[[ Source records open ]]
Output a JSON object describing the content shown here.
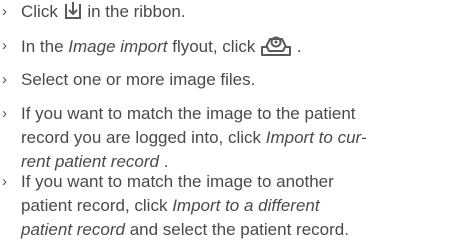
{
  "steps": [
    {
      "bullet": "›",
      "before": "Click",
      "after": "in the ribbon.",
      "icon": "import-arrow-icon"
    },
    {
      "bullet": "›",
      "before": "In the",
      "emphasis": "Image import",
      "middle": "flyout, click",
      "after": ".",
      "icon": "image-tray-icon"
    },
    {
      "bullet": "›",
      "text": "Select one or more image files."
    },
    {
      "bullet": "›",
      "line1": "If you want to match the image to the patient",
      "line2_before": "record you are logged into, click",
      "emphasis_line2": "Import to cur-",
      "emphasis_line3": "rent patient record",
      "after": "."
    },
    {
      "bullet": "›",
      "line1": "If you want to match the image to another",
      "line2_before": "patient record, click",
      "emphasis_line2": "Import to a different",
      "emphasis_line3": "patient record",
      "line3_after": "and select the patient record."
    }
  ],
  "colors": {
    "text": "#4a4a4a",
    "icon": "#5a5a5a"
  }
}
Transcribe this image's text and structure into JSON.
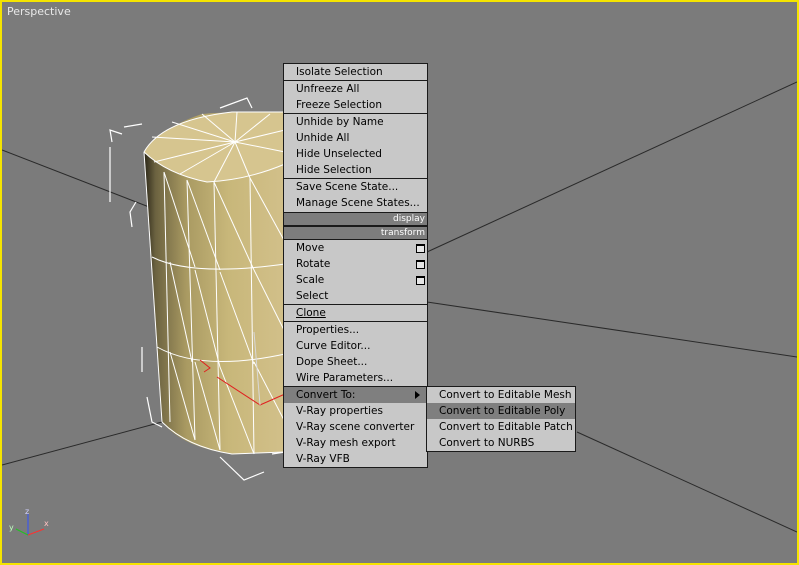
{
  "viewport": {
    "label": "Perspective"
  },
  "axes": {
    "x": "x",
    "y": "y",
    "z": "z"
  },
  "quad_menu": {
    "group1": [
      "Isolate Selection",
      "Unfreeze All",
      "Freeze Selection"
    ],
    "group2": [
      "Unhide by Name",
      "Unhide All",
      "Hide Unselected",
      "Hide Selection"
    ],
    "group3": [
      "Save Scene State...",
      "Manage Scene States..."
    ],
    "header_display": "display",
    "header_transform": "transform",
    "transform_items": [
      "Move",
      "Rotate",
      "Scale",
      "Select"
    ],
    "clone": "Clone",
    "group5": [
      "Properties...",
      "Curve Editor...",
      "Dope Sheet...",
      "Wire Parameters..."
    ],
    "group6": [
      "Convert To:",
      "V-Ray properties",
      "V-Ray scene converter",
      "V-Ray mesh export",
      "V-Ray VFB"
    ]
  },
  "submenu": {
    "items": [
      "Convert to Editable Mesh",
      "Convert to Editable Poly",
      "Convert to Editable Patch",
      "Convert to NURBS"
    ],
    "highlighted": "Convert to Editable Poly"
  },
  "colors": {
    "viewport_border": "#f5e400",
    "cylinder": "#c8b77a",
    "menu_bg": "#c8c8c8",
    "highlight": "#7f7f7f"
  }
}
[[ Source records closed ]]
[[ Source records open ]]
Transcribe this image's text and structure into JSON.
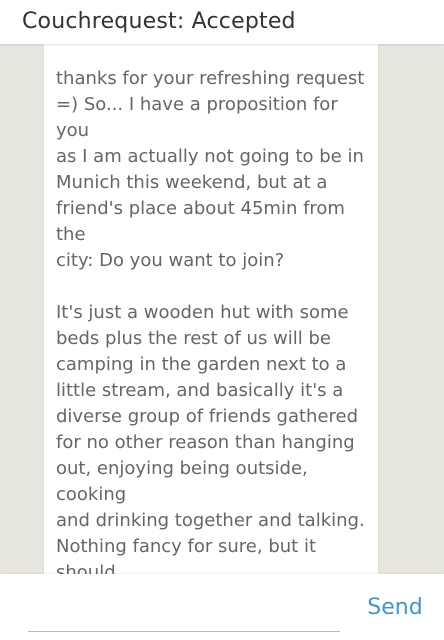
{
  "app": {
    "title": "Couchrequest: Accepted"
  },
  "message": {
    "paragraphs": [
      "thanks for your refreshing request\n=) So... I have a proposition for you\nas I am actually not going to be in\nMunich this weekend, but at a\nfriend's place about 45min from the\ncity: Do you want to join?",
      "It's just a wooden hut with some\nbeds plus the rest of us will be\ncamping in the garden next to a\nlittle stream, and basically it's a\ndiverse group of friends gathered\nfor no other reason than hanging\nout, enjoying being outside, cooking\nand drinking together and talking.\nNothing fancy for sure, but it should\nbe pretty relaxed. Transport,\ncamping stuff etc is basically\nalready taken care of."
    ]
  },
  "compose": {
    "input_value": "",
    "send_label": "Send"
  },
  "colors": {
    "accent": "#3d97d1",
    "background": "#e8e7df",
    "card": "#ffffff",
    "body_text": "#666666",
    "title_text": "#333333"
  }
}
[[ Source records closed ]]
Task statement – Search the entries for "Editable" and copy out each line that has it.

Answer section –
      "Convert to Editable Mesh",
      "Convert to Editable Poly",
      "Convert to Editable Patch",
    "highlighted": "Convert to Editable Poly"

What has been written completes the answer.